OBJECTIVE: MicroRNAs (miRNAs) are small noncoding RNAs that regulate gene expression and play essential roles in the pathogenesis of cardiovascular disease. Previous cross-sectional studies showed that the levels of several circulating miRNA are associated with hypertension, but there are no prospective longitudinal studies using a general population. The aim of this study is to evaluate the impact of circulating vascular-related miRNA (miR-126, miR-221, and miR-222) on changes in blood pressure and new-onset hypertension in a Japanese population. METHODS: We conducted a 5-year longitudinal study using 192 health examination participants (87 men and 105 women). Serum miRNAs were measured using quantitative reverse transcription-PCR. Information regarding lifestyle and health condition was obtained using a self-administered questionnaire. Logistic regression analyses were performed to calculate odds ratios and 95% confidence intervals for new-onset hypertension in the 5-year period between the low and high group of serum miRNAs. RESULTS: Serum levels of miR-126, miR-221, and miR-222 were significantly and negatively associated with changes in SBP and the rate of change of SBP. Serum miR-126, miR-221, and miR-222 levels were significantly lower in new-onset hypertensive patients compared with normotensive individuals. The confounding factors adjusted odds ratios of each 1 increment in serum miR-126, miR-221, and miR-222 levels were 0.82 (95% confidence interval: 0.69-0.98), 0.79 (0.68-0.91), and 0.61 (0.46-0.81) for new-onset hypertension, respectively. CONCLUSION: Low serum levels of miR-126, miR-221, and miR-222 were associated with increased blood pressure and new-onset of hypertension. These circulating miRNAs are potential candidate biomarkers for the prediction of hypertension.

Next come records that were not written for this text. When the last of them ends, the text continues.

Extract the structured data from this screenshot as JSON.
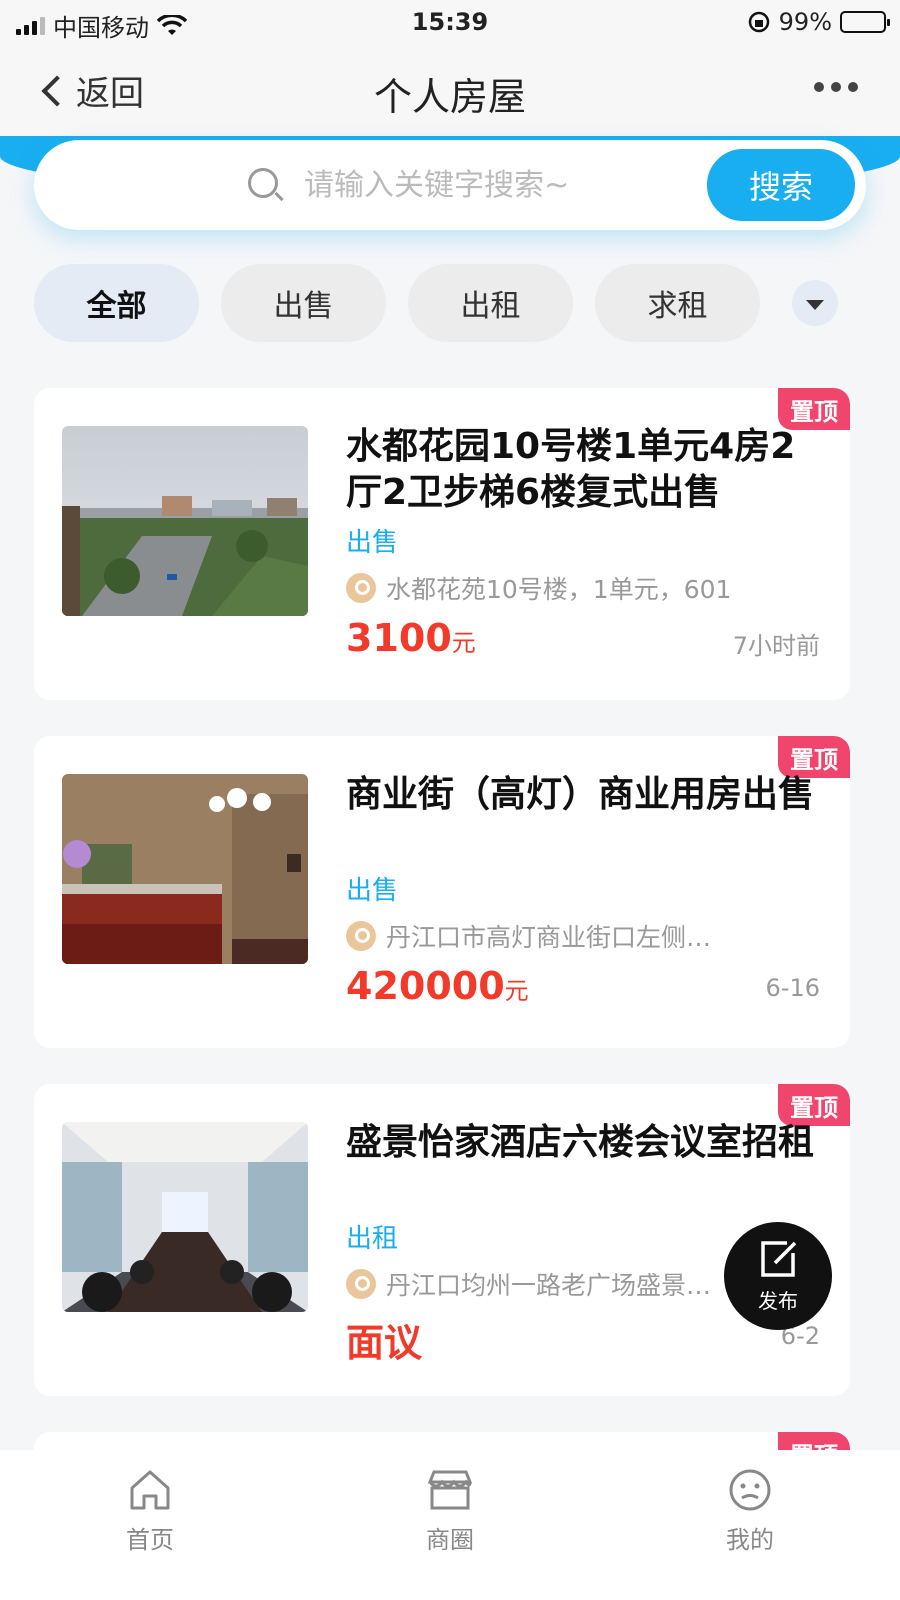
{
  "status": {
    "carrier": "中国移动",
    "time": "15:39",
    "battery": "99%"
  },
  "nav": {
    "back_label": "返回",
    "title": "个人房屋"
  },
  "search": {
    "placeholder": "请输入关键字搜索~",
    "button_label": "搜索"
  },
  "tabs": [
    {
      "label": "全部",
      "active": true
    },
    {
      "label": "出售",
      "active": false
    },
    {
      "label": "出租",
      "active": false
    },
    {
      "label": "求租",
      "active": false
    }
  ],
  "listings": [
    {
      "badge": "置顶",
      "title": "水都花园10号楼1单元4房2厅2卫步梯6楼复式出售",
      "type": "出售",
      "address": "水都花苑10号楼，1单元，601",
      "price": "3100",
      "price_unit": "元",
      "time": "7小时前"
    },
    {
      "badge": "置顶",
      "title": "商业街（高灯）商业用房出售",
      "type": "出售",
      "address": "丹江口市高灯商业街口左侧…",
      "price": "420000",
      "price_unit": "元",
      "time": "6-16"
    },
    {
      "badge": "置顶",
      "title": "盛景怡家酒店六楼会议室招租",
      "type": "出租",
      "address": "丹江口均州一路老广场盛景…",
      "price": "面议",
      "price_unit": "",
      "time": "6-2"
    },
    {
      "badge": "置顶"
    }
  ],
  "fab": {
    "label": "发布"
  },
  "tabbar": [
    {
      "label": "首页",
      "icon": "home-icon"
    },
    {
      "label": "商圈",
      "icon": "store-icon"
    },
    {
      "label": "我的",
      "icon": "profile-icon"
    }
  ],
  "colors": {
    "accent": "#18aef0",
    "badge": "#f0466e",
    "price": "#f23a2a"
  }
}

All Science Journal Classification (ASJC) codes
- Internal Medicine
- Cardiology and Cardiovascular Medicine